While we waited in the lot, the boys changed their gear. At first, they wanted to change outside of the car. OUTSIDE OF THE CAR. Like, in the open! Like with people in cars on either side looking at them!!!

The answer to that was, ah, no. No way. So they took turns inside the Rav 4 getting out of their sweaty, wet gear and into civilian clothes.

In the end, we all got on and assembled at the front of the ferry. The boys’ good humor had returned, and they were all so excited that they’d done so well. Mad props to the coach for finding exactly the right thing to say to them when the game ended.

The coach gave another speech about behaving, but this went largely unheard as the boys roared off to cause problems. Not The-Youngest though. He was given 20 min then a few quarters to play some video games, then kept by my side (mostly playing games on my phone.)

Yes, this is what two people decided to do on a busy, busy ferry. Lets put our hands together for their humanity
Yes, this is what two people decided to do on a busy, busy ferry. Lets put our hands together for their humanity. Thank goodness their snowboards had seats.

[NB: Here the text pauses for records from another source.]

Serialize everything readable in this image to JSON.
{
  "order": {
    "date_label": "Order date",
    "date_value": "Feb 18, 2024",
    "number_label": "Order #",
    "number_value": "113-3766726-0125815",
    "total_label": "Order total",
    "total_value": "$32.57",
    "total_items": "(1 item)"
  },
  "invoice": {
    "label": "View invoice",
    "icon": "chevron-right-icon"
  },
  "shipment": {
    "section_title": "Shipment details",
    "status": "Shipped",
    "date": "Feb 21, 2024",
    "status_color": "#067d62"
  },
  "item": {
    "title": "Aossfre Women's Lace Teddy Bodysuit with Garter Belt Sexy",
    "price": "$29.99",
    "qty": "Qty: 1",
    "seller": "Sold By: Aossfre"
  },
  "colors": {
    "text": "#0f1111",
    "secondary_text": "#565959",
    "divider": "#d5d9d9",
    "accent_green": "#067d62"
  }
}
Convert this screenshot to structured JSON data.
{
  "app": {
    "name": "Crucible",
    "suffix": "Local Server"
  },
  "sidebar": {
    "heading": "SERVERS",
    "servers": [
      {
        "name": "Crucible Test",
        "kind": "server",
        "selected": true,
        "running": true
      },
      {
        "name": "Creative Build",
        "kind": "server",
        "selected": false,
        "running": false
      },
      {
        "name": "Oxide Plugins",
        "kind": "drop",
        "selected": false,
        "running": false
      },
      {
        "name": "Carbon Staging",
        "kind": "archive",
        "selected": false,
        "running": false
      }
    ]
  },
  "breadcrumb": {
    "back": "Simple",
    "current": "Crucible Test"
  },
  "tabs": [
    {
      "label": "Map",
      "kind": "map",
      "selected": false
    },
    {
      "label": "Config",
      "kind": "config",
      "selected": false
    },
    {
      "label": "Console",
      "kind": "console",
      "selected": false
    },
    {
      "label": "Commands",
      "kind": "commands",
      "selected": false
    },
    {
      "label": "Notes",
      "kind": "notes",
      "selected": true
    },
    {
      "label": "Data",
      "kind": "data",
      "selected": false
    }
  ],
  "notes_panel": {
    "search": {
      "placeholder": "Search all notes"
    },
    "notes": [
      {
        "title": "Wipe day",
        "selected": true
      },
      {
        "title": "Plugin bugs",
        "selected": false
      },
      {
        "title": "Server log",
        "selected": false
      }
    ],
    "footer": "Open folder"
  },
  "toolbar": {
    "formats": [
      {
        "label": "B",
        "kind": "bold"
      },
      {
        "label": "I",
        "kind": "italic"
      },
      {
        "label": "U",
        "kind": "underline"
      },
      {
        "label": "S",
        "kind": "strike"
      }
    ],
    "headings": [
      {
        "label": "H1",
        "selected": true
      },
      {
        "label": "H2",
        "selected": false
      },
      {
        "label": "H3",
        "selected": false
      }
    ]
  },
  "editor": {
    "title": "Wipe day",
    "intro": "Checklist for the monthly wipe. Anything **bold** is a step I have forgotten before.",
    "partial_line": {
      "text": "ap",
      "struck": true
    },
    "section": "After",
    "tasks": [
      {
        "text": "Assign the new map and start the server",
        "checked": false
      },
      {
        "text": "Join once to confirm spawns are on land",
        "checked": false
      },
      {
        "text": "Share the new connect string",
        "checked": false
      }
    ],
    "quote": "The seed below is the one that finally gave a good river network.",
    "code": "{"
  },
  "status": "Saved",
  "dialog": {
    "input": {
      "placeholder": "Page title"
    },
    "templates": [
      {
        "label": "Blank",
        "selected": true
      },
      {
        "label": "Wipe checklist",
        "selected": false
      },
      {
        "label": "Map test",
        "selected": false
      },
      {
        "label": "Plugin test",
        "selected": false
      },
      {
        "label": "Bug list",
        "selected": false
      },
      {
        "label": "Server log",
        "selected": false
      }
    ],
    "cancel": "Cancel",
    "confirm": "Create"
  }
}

Most of the parents did the same thing and those who didn’t quickly gathered up their sons after supper. However, as goofy as the kids may have been, the epic award for being a complete asshat goes to a couple who occupied 6 seats in the cafeteria.

The ferry was 95% full when it left. There was a massive wait for food and for tables.

The staff even gave an announcement that anyone who’s finished eating, if they could please bugger off so that others could sit down.

Not those two entitled pricks though. They saved 4 seats for their snowboards. So, I took their picture. To quote Red Foreman, my fathering mentor, ‘Dumbasses!!!”

wft star trekAs we  sat down, I told The-Youngest to see what a sense of entitlement leads to.

How many people had they inconvenienced so they could store their coats and snowboards? How fair was that to our team that could have used those seats to eat?

He said he’d never do that, and I believed him.

All things considered, he’d been great on this trip. Not perfect, sure, but he’s 9 and he was with his hockey buddies, so he needed to have a good time as well.

The best picture of The-Youngest yet.
The best picture of The-Youngest yet.

We got home in time for him to tell everyone about the games they’d won, the saves he’d made, the MVP medal he’d won and the trophy the team got for ‘winning second place’.

I declared the weekend a success and went to bed and slept for 20 hours.